> WHAT IS REQUIRED: Every line of the data that includes "Rehabilitation" should be copied out.

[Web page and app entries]
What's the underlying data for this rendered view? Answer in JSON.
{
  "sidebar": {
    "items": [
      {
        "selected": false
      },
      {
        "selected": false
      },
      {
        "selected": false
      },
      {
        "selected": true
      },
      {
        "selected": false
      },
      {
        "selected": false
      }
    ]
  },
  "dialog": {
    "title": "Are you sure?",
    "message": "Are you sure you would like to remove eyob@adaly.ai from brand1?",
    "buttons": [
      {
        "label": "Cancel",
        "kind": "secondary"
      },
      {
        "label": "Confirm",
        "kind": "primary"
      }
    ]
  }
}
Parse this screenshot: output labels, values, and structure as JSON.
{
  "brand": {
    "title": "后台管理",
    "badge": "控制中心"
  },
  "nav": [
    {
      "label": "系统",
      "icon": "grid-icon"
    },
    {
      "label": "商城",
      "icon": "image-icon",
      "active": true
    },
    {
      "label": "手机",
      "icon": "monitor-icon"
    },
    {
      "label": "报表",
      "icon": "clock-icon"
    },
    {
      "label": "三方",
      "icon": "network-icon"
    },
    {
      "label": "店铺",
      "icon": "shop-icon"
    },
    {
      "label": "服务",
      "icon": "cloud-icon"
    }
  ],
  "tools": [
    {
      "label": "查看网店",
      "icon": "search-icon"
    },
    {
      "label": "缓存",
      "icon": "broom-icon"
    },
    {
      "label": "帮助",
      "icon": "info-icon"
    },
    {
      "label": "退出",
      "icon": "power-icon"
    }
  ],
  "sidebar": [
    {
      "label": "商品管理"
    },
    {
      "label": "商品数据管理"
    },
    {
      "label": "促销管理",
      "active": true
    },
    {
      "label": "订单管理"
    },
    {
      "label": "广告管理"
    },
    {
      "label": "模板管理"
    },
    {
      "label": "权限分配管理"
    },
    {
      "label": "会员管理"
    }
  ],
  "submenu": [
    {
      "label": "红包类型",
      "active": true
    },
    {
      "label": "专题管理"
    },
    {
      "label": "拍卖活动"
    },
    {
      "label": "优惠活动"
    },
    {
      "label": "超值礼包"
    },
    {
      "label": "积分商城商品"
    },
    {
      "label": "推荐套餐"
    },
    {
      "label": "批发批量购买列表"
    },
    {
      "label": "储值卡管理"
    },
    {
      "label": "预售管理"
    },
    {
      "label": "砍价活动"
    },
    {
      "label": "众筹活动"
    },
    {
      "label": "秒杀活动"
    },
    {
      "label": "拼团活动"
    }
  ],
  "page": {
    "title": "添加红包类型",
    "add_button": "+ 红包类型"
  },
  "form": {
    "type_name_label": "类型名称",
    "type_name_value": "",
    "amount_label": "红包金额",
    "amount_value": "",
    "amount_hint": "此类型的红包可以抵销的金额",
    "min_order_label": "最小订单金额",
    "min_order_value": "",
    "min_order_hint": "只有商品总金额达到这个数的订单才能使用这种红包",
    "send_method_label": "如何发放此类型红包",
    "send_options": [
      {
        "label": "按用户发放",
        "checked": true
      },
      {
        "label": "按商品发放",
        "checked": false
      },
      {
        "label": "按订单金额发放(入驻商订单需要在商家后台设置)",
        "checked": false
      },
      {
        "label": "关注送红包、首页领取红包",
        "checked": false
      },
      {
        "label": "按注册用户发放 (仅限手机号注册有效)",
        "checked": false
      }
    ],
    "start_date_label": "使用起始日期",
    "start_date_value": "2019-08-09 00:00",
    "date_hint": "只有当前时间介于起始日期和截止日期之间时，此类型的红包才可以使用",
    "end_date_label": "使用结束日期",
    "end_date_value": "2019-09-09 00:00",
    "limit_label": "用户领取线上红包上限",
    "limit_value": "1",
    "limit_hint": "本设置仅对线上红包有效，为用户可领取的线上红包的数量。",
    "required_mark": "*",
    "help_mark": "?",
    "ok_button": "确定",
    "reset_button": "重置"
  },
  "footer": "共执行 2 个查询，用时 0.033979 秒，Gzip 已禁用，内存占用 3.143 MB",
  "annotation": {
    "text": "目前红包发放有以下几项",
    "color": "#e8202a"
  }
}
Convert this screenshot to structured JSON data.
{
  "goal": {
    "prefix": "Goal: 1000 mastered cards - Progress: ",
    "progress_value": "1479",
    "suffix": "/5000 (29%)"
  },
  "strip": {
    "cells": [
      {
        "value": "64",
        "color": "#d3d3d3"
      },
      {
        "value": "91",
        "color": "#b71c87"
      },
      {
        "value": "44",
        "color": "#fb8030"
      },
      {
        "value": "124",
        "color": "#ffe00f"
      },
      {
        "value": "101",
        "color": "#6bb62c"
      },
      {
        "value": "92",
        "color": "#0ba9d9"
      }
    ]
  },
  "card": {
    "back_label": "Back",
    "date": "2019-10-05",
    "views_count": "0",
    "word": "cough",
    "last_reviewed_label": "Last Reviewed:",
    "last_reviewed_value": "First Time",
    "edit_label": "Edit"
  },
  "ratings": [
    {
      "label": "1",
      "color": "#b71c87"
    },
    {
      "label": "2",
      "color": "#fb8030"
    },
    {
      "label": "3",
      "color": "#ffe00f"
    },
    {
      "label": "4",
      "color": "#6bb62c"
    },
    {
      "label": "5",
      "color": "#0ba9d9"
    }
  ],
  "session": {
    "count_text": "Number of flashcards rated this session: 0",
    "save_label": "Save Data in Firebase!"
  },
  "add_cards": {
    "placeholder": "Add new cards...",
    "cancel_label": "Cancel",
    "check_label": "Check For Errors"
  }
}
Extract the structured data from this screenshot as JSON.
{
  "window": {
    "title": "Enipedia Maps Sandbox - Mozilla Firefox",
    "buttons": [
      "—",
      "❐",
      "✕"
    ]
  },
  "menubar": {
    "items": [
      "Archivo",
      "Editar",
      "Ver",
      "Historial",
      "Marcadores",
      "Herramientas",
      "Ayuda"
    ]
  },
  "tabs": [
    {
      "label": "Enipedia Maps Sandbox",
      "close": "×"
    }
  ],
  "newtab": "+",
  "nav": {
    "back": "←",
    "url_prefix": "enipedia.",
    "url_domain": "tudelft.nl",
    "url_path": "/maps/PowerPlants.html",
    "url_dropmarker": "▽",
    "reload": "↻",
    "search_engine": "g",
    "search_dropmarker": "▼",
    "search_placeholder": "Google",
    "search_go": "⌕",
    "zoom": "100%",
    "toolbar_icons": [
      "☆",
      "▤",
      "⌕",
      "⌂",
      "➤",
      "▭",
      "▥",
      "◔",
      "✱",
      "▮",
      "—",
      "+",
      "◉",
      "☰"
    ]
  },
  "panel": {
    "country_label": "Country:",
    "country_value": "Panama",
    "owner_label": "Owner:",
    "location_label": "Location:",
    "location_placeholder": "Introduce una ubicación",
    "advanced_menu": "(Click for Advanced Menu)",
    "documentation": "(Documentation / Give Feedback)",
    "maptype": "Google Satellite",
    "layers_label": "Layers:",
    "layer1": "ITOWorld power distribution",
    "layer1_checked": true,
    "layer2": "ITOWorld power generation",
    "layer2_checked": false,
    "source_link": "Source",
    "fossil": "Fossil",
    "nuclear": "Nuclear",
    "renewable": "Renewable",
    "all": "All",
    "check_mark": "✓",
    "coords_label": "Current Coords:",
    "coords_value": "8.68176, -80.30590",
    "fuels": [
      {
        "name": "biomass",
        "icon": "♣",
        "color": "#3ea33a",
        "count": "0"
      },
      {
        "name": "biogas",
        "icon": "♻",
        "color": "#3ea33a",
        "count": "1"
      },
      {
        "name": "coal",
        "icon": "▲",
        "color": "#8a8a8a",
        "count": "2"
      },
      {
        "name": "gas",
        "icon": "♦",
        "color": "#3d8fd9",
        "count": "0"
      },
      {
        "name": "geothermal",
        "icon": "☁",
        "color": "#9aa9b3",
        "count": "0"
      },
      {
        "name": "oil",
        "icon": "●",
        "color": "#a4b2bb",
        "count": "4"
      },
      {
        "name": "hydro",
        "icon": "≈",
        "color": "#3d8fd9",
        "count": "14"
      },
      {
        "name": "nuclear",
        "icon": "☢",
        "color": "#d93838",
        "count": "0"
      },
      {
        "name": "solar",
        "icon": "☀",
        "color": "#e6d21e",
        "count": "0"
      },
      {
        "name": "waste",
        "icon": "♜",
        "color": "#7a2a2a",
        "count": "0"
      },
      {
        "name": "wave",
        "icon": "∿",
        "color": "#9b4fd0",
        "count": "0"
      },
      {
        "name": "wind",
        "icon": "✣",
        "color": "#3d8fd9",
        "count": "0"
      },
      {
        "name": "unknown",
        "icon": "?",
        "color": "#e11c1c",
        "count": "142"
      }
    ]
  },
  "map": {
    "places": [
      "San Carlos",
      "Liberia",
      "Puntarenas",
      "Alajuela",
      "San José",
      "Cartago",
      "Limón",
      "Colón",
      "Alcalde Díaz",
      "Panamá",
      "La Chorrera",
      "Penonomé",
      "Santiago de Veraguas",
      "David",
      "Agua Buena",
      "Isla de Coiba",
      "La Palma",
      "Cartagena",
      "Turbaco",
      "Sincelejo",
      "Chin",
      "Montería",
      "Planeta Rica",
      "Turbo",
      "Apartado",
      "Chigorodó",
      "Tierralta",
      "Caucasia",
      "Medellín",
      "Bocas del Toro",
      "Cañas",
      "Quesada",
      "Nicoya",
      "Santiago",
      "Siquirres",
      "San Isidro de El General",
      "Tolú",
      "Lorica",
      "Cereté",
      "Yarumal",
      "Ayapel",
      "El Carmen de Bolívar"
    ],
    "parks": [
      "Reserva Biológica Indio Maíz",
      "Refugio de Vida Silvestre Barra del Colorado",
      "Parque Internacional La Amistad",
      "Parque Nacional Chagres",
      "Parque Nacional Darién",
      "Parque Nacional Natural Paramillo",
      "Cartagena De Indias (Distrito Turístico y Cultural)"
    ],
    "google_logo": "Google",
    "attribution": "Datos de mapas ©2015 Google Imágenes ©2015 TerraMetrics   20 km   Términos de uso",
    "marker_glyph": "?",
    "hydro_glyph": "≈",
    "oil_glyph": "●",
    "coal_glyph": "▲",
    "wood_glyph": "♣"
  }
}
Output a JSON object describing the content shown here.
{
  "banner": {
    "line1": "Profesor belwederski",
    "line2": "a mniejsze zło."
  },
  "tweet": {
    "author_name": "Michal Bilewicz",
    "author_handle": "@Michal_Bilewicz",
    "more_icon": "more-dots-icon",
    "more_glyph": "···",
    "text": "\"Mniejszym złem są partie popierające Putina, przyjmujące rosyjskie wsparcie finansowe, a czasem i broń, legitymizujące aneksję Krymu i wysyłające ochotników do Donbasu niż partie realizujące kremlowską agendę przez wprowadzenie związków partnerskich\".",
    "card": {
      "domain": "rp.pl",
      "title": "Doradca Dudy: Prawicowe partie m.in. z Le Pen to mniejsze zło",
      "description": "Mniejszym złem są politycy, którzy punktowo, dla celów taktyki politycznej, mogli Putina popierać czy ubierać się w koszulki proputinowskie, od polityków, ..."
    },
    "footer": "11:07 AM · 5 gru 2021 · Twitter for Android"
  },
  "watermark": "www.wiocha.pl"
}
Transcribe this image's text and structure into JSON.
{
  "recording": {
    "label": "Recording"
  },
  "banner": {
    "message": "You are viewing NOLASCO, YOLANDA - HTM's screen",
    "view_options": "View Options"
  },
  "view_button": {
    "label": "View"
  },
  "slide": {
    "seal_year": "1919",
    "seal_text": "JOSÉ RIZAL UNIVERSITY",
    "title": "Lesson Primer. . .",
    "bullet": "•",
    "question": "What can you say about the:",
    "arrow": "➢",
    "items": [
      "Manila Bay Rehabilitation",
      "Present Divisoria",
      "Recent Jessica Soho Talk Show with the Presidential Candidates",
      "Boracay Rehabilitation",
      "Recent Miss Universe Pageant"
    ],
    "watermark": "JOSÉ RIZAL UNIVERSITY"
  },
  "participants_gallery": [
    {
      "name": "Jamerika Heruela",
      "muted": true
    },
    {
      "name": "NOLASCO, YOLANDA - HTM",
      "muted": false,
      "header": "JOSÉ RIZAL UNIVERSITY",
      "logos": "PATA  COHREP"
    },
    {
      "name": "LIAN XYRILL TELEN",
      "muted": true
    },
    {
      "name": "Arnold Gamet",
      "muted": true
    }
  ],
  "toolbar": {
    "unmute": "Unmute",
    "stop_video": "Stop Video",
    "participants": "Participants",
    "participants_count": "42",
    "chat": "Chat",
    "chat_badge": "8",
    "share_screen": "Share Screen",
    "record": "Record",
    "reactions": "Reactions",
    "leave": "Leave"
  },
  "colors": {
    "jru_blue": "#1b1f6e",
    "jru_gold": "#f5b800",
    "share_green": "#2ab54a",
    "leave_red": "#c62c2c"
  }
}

> RESULT OF THE EXERCISE:
      "Manila Bay Rehabilitation",
      "Boracay Rehabilitation",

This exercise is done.